Naked Science Forum

Non Life Sciences => Chemistry => Topic started by: thedoc on 23/10/2012 16:45:57

Title: Why does meat change colour when cooked?
Post by: thedoc on 23/10/2012 16:45:57
Hi Chris
We bought 2 kilos of minced beef last weekend from a new butcher.  My wife added her usual mix of chopped onion, salt, pepper, cumin, paprika and cinnamon.
When fried as beef burgers, the meat turns white in colour.  It also does not taste of "meat" and not the super burgers my wife usually makes.
Do you have any thoughts on this???
Thank you.
Asked by Elias Haddad

                                        Visit the webpage for the podcast in which this question is answered. (


Title: Why does meat change colour when cooked?
Post by: thedoc on 23/10/2012 16:45:57
We answered this question on the show...

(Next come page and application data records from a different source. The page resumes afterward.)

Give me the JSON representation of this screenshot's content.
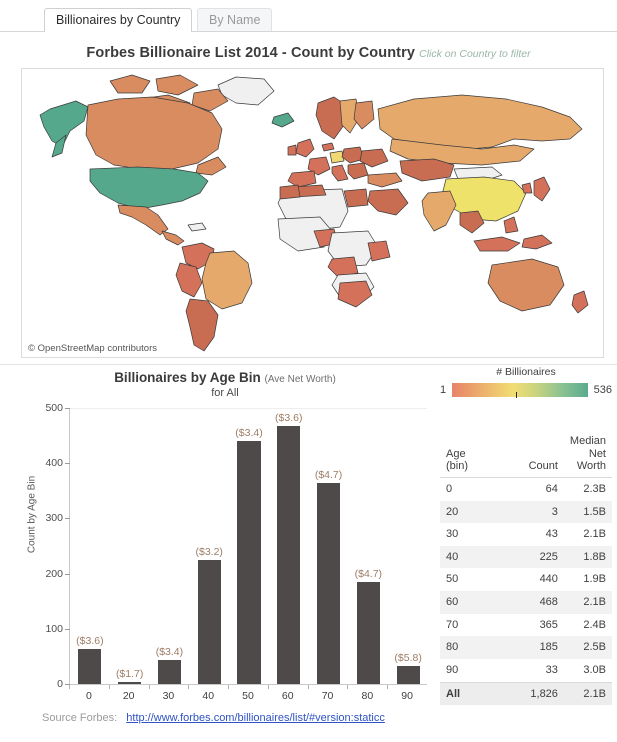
{
  "tabs": [
    {
      "label": "Billionaires by Country",
      "active": true
    },
    {
      "label": "By Name",
      "active": false
    }
  ],
  "map": {
    "title": "Forbes Billionaire List 2014 - Count by Country",
    "hint": "Click on Country to filter",
    "attribution": "© OpenStreetMap contributors"
  },
  "legend": {
    "title": "# Billionaires",
    "min": "1",
    "max": "536",
    "colors": {
      "low": "#e8836a",
      "mid": "#f2dd73",
      "high": "#5aab8f"
    }
  },
  "source": {
    "label": "Source Forbes:",
    "url": "http://www.forbes.com/billionaires/list/#version:staticc"
  },
  "chart_data": {
    "type": "bar",
    "title": "Billionaires by Age Bin",
    "title_suffix": "(Ave Net Worth)",
    "subtitle": "for All",
    "xlabel": "",
    "ylabel": "Count by Age Bin",
    "ylim": [
      0,
      500
    ],
    "yticks": [
      0,
      100,
      200,
      300,
      400,
      500
    ],
    "grid": false,
    "categories": [
      "0",
      "20",
      "30",
      "40",
      "50",
      "60",
      "70",
      "80",
      "90"
    ],
    "values": [
      64,
      3,
      43,
      225,
      440,
      468,
      365,
      185,
      33
    ],
    "point_labels": [
      "($3.6)",
      "($1.7)",
      "($3.4)",
      "($3.2)",
      "($3.4)",
      "($3.6)",
      "($4.7)",
      "($4.7)",
      "($5.8)"
    ],
    "bar_color": "#4d4a49",
    "label_color": "#9d7d66"
  },
  "table": {
    "headers": {
      "age": "Age\n(bin)",
      "age_line1": "Age",
      "age_line2": "(bin)",
      "count": "Count",
      "median_line1": "Median",
      "median_line2": "Net Worth"
    },
    "rows": [
      {
        "age": "0",
        "count": "64",
        "median": "2.3B"
      },
      {
        "age": "20",
        "count": "3",
        "median": "1.5B"
      },
      {
        "age": "30",
        "count": "43",
        "median": "2.1B"
      },
      {
        "age": "40",
        "count": "225",
        "median": "1.8B"
      },
      {
        "age": "50",
        "count": "440",
        "median": "1.9B"
      },
      {
        "age": "60",
        "count": "468",
        "median": "2.1B"
      },
      {
        "age": "70",
        "count": "365",
        "median": "2.4B"
      },
      {
        "age": "80",
        "count": "185",
        "median": "2.5B"
      },
      {
        "age": "90",
        "count": "33",
        "median": "3.0B"
      }
    ],
    "total": {
      "age": "All",
      "count": "1,826",
      "median": "2.1B"
    }
  }
}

 Ginny -   When you think  about meat, itís made of protein and when protein is heated, the shape  of it changes.  Normally, itís quite a long molecule.  But as itís  heated, it actually shrinks.  So, if you imagine cooking a chicken  breast, you see that as it cooks, it gets smaller and it also changes  colour and this is because of the change in the proteins.  We say  they denature and that's when they go white and they scrunch up and  shrink.  Red meat contains an iron rich chemical called myoglobin which  also changes its shape when it cooks and changes colour from red when  itís raw to sort of brownish grey when itís fully cooked.  
[img float=right]/forum/copies/RTEmagicC_grilled_meat_01.jpg.jpg[/img]If you're cooking red meat, sometimes you get a lovely brown colour on  the outside and that really tasty meat smell that always makes you  hungry.  This happens because there's something called the maillard  reaction.  This is a chemical reaction between the amino acids found  in the protein and some sugars, and it requires heat to occur.  So, the  temperature has to get up to about 154 degrees for the maillard  reaction to occur and obviously, this is higher than the boiling point  of water.  So that means that if there's too much water in your meat or  if your pan isnít hot enough, this browning wonít occur.  Your meat  instead will cook in the water and it will just turn to light brownish  grey colour, without you getting any of that lovely, crispy brown  outside.